[Opening INFORMATION section]
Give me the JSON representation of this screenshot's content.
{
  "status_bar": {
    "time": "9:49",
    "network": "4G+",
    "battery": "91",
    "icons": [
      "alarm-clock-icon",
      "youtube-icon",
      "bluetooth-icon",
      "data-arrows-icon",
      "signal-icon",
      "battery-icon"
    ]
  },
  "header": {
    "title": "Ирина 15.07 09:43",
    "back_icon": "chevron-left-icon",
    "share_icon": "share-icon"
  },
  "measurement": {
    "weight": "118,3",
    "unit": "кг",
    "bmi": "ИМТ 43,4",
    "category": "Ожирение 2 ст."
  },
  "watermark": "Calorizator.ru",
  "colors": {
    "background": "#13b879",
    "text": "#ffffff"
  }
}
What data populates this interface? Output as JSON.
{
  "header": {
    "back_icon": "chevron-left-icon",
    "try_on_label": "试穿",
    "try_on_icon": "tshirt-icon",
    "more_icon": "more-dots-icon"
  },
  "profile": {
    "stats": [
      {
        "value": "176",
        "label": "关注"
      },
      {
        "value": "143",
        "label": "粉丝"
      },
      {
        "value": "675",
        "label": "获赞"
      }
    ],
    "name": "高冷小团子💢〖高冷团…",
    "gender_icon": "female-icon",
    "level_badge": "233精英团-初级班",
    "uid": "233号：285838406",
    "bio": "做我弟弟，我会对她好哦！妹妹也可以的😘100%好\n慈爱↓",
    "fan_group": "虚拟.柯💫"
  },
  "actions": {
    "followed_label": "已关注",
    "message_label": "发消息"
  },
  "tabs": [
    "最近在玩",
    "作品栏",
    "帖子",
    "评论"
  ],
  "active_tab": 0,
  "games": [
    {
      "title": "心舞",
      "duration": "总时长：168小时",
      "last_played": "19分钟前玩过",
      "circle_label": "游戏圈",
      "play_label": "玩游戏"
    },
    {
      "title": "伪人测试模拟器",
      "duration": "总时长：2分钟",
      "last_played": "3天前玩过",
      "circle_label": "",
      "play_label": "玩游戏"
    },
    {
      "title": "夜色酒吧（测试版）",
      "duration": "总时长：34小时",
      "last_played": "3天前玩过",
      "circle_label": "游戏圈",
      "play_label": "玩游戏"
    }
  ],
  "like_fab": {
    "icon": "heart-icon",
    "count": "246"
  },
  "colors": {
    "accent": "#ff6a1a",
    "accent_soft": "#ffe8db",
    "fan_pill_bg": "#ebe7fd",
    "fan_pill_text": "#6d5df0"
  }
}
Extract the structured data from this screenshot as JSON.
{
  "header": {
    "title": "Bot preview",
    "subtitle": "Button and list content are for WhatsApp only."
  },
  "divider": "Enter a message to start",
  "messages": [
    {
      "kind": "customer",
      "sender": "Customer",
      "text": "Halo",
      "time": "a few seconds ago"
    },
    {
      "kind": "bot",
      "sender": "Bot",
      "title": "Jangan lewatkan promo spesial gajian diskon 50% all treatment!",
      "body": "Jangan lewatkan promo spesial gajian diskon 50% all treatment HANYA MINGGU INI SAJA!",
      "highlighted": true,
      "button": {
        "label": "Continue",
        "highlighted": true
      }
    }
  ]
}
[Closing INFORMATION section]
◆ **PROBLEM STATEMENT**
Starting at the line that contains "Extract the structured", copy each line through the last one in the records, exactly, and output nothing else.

◆ **RESULT BELOW**
Extract the structured data from this screenshot as JSON.
{
  "header": {
    "title": "Bot preview",
    "subtitle": "Button and list content are for WhatsApp only."
  },
  "divider": "Enter a message to start",
  "messages": [
    {
      "kind": "customer",
      "sender": "Customer",
      "text": "Halo",
      "time": "a few seconds ago"
    },
    {
      "kind": "bot",
      "sender": "Bot",
      "title": "Jangan lewatkan promo spesial gajian diskon 50% all treatment!",
      "body": "Jangan lewatkan promo spesial gajian diskon 50% all treatment HANYA MINGGU INI SAJA!",
      "highlighted": true,
      "button": {
        "label": "Continue",
        "highlighted": true
      }
    }
  ]
}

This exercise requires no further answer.